How to Wet Sand Paint on a Carby braniac
Wet sanding new paint on a car is very important if you want to get that paint to look it's best, having a glassy smooth look and feel!
Wet sanding is meant to flatten and level out new paint, remove small runs or sags, remove surface debris that landed on the paint while it was wet, flatten out orange peel along with minor pot holes, which are called "fish eyes," within the paint. Rubbing compound is applied after a wet sand to bring the color of the paint back to life before clear coat or "Silicone Free" glaze applications. NOTE: You should not apply any wax until the paint has had 60 to 90 days to completely dry and get hard.

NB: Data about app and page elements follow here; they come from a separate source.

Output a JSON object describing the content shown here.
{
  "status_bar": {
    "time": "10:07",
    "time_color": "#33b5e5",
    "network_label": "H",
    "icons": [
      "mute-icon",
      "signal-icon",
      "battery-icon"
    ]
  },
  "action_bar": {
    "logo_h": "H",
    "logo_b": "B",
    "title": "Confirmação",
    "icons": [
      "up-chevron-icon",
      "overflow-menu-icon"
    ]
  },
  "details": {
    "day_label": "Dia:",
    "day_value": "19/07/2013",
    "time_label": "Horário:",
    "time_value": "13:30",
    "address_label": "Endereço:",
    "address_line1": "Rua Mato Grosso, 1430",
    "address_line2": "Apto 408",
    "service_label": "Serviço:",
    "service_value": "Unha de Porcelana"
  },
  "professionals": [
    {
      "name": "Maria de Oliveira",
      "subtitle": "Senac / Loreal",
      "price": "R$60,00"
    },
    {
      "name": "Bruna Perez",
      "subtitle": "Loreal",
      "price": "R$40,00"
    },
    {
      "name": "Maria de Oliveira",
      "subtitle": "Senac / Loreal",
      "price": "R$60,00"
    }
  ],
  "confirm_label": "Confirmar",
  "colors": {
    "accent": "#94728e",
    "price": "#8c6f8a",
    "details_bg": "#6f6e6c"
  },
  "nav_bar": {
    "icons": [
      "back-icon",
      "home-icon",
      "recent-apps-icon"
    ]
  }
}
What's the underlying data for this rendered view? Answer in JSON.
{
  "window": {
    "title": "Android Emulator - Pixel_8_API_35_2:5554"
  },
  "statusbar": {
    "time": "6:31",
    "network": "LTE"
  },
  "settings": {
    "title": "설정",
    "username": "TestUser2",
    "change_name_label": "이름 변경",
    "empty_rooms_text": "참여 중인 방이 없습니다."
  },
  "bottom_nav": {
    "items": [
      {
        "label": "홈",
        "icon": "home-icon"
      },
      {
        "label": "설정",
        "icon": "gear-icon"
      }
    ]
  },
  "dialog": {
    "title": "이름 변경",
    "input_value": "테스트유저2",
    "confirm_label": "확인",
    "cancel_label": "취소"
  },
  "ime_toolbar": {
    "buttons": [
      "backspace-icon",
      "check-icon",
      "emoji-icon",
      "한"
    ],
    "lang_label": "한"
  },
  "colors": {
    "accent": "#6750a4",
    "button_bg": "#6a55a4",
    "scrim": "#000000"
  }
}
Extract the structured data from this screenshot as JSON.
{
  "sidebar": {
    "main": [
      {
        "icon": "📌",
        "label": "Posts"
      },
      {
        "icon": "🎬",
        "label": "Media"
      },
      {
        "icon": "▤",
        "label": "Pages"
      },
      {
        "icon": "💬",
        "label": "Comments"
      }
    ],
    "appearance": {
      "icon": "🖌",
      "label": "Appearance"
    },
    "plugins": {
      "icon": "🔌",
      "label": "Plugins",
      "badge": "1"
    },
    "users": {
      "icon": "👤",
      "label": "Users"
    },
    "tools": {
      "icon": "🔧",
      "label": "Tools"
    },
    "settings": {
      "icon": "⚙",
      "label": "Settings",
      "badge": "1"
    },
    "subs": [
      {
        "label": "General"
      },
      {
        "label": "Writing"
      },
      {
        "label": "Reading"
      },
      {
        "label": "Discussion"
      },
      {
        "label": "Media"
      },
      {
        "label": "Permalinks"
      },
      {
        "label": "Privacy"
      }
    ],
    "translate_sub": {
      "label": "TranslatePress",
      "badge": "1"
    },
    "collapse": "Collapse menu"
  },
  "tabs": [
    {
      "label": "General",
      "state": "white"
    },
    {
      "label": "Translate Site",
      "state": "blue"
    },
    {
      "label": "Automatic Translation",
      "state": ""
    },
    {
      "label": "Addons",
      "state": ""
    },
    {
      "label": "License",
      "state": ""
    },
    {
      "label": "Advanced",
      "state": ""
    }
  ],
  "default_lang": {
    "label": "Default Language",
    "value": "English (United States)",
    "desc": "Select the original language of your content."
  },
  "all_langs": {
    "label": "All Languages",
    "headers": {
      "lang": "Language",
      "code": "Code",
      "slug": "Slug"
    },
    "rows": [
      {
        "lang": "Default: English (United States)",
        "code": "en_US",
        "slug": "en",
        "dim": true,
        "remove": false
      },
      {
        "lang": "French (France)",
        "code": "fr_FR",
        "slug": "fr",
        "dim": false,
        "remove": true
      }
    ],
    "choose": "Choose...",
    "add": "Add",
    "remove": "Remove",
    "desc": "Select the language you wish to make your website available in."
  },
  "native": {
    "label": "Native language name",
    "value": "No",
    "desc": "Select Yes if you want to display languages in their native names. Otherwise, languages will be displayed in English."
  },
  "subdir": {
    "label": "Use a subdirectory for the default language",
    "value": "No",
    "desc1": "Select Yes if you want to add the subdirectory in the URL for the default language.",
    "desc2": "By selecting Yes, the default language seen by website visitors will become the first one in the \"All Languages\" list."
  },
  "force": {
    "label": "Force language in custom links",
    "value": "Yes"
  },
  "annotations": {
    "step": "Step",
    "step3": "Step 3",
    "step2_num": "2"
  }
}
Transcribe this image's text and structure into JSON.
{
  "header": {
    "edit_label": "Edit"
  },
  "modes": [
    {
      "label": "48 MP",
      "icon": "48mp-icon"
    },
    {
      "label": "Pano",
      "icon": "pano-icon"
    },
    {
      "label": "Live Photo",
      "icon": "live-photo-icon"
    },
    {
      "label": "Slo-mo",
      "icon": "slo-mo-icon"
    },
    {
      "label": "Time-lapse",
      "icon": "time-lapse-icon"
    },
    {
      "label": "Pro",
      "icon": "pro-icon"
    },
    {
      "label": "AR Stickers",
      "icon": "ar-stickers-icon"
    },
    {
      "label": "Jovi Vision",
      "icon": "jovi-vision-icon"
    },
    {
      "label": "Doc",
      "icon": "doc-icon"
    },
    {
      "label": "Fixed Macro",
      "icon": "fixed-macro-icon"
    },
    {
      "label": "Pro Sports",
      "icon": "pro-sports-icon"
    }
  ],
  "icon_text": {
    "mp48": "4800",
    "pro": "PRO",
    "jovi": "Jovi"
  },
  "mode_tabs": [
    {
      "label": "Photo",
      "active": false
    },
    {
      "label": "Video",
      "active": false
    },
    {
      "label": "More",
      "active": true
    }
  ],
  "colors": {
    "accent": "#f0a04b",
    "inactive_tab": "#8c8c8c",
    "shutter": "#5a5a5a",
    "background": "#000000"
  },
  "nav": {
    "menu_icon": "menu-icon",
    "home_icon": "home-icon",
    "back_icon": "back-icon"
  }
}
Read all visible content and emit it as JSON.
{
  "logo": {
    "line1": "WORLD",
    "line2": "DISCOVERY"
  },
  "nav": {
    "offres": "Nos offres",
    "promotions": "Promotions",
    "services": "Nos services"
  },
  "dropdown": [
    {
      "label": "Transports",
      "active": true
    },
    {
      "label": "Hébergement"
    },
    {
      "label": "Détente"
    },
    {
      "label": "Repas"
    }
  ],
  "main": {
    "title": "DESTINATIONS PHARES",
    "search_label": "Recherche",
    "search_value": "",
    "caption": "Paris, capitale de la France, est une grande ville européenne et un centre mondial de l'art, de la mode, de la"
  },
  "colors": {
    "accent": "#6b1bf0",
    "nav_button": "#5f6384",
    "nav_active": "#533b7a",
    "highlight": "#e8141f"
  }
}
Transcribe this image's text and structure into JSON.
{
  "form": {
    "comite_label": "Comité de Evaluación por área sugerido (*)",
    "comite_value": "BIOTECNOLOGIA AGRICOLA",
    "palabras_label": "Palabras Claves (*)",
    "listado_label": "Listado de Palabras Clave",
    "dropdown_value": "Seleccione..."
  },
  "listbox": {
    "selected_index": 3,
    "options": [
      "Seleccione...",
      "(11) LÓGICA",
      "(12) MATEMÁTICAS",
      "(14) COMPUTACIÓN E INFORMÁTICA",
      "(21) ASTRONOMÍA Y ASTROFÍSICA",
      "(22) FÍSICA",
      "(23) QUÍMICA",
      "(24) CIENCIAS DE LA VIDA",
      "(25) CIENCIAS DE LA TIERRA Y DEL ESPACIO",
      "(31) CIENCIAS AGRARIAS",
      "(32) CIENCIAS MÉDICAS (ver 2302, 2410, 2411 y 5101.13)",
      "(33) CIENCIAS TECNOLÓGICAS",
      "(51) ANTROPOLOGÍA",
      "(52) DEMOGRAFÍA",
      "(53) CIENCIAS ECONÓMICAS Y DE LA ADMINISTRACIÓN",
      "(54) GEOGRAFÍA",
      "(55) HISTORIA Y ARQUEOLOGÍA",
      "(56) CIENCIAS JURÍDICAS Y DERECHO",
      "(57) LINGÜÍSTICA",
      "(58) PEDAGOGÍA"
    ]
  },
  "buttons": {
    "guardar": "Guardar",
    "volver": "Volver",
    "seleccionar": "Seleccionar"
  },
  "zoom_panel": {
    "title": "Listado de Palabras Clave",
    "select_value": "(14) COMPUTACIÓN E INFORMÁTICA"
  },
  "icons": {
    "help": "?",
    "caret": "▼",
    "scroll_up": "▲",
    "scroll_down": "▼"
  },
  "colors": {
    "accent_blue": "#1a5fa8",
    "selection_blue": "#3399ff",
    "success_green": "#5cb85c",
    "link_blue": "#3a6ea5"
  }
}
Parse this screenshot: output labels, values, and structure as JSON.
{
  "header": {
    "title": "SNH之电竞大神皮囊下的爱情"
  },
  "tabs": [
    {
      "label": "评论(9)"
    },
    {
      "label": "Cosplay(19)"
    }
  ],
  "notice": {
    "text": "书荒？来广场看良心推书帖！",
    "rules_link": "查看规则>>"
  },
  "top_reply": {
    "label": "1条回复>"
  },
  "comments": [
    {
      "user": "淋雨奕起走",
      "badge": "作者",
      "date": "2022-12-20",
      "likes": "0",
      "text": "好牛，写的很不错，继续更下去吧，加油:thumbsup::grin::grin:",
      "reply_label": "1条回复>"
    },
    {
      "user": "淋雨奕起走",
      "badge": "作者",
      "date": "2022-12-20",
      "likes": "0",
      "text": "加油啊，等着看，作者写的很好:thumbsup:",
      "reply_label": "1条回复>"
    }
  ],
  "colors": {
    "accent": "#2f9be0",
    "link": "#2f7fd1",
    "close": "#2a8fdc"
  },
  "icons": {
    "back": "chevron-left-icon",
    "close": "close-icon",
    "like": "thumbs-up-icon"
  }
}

Allow new paint to dry at least 24 hours before wet sanding, though the time will vary depending on temperature, humidity levels and how many coats of paint were applied. Simply, just be sure the paint is good and dry before wet sanding.
Set up your materials. The picture shows 1000 grit sand paper, which is the coarsest you should ever use, 1500 and 2000 grit is more advised unless you have serious runs that need the 1000 grit, along with a flexible sanding block and dish pail of water. A drop of dish soap has been added to the water to help keep it slick. Be sure you have your misting spray bottle ready and that you have good lighting set up.
Mist the surface you are about to sand with plenty of water. Start with a small area of maybe 12 x 12 inches till you get the feel for this. Wrap your sand paper over the sanding block and dip it into your water pail getting it nice and wet. Work the 1000 grit with light pressure over any prominent flaws in a level smooth motion, dipping your block and misting the surface often, keeping it wet at all times. To see where you are at wipe the area dry with your soft rag and work your way to finer grits of 1500 for instance, or even 2000 for final sanding over the entire area after flaws have been removed with the coarser 1000 grit which is most likely to leave sanding marks. Always work with the block and avoid using finger pressure without the block unless you are forced to around tight spots where the block won't fit. Avoid sanding on contours or edges of the car, it is "very" easy to remove the paint completely. Use extremely light pressure on these areas if you must touch them at all.
After your surface is nice and smooth from your wet sanding you will need to apply a fine rubbing compound to bring the paint color back. Compound also serves to flatten out paint that may have been missed by wet sanding. Work with the compound until your paint is nice and flat and has it's shine back.
After you are satisfied with the look and feel from the rubbing compound you are ready for clear coat or silicone free glaze. You will need to be sure that the surface is thoroughly washed clean from any rubbing compound or dusts that may remain if you are applying clear coat. Follow any specific directions by manufacturer before applying clear coat.
- check Use light, level and even strokes as you wet sand. In this stage the paint is impressionable and too much pressure on a wrong angle can create marks, grooves or remove the paint down to the primer.
- check Keep your water, sand paper and paint surface clean. Debris in the sand paper or on the surface may cause a scratch in the paint.
- check Work in small sections at a time and increase the area as you go along and become more confident.
- close It is imperative that the sandpaper and surface be kept "wet" at all times while sanding or you will run the risk of putting deep scratches into the paint and also run the chance of rolling up the paint.
- close Never use a coarser grit than 1000 to avoid scratching the paint, 1500 to 2000 grit is best.
- close Never use "wax" until the paint has been allowed 60 to 90 days to harden and dry. Applying wax too early may disturb the paint and cause cracking later. There are products available that are "Silicone Free" which will offer protection and gloss until it is safe to apply wax.